[Listed entries Boundary: Start]
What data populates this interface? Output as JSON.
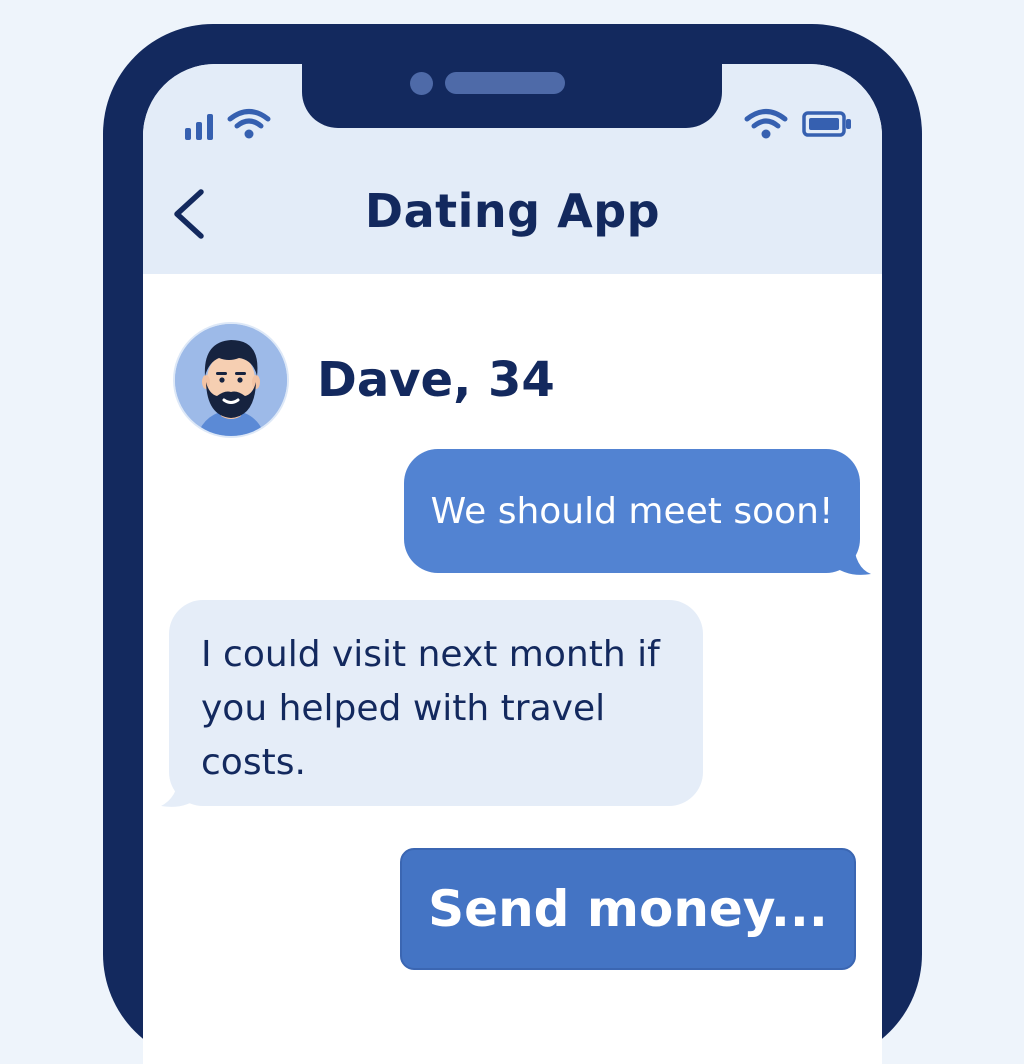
{
  "app": {
    "title": "Dating App"
  },
  "status_bar": {
    "left_icons": [
      "signal-icon",
      "wifi-icon"
    ],
    "right_icons": [
      "wifi-icon",
      "battery-icon"
    ]
  },
  "nav": {
    "back_icon": "chevron-left-icon"
  },
  "profile": {
    "name": "Dave, 34",
    "avatar_icon": "bearded-man-avatar"
  },
  "messages": [
    {
      "direction": "outgoing",
      "text": "We should meet soon!"
    },
    {
      "direction": "incoming",
      "text": "I could visit next month if you helped with travel costs."
    }
  ],
  "action": {
    "label": "Send money..."
  },
  "colors": {
    "background": "#eef4fb",
    "phone_frame": "#13295e",
    "header": "#e3ecf8",
    "outgoing_bubble": "#5283d2",
    "incoming_bubble": "#e5edf8",
    "button": "#4474c4",
    "text_dark": "#13295e"
  }
}
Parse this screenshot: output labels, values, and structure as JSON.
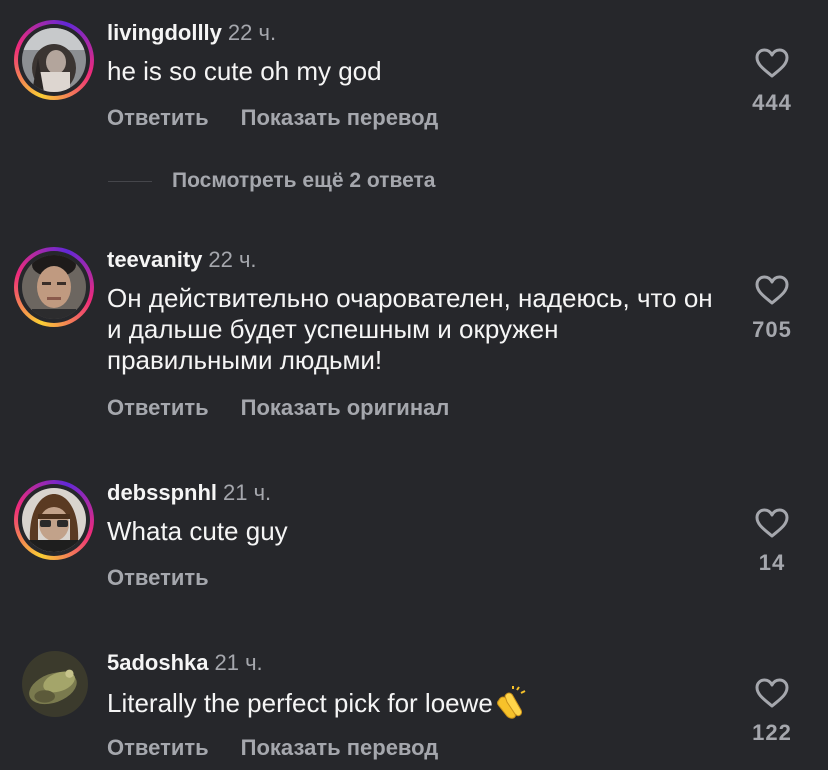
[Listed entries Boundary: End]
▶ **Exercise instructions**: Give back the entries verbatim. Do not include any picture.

▶ **Output for this task**:
What data populates this interface? Output as JSON.
{
  "app": {
    "title": "Dating App"
  },
  "status_bar": {
    "left_icons": [
      "signal-icon",
      "wifi-icon"
    ],
    "right_icons": [
      "wifi-icon",
      "battery-icon"
    ]
  },
  "nav": {
    "back_icon": "chevron-left-icon"
  },
  "profile": {
    "name": "Dave, 34",
    "avatar_icon": "bearded-man-avatar"
  },
  "messages": [
    {
      "direction": "outgoing",
      "text": "We should meet soon!"
    },
    {
      "direction": "incoming",
      "text": "I could visit next month if you helped with travel costs."
    }
  ],
  "action": {
    "label": "Send money..."
  },
  "colors": {
    "background": "#eef4fb",
    "phone_frame": "#13295e",
    "header": "#e3ecf8",
    "outgoing_bubble": "#5283d2",
    "incoming_bubble": "#e5edf8",
    "button": "#4474c4",
    "text_dark": "#13295e"
  }
}
Parse this screenshot: output labels, values, and structure as JSON.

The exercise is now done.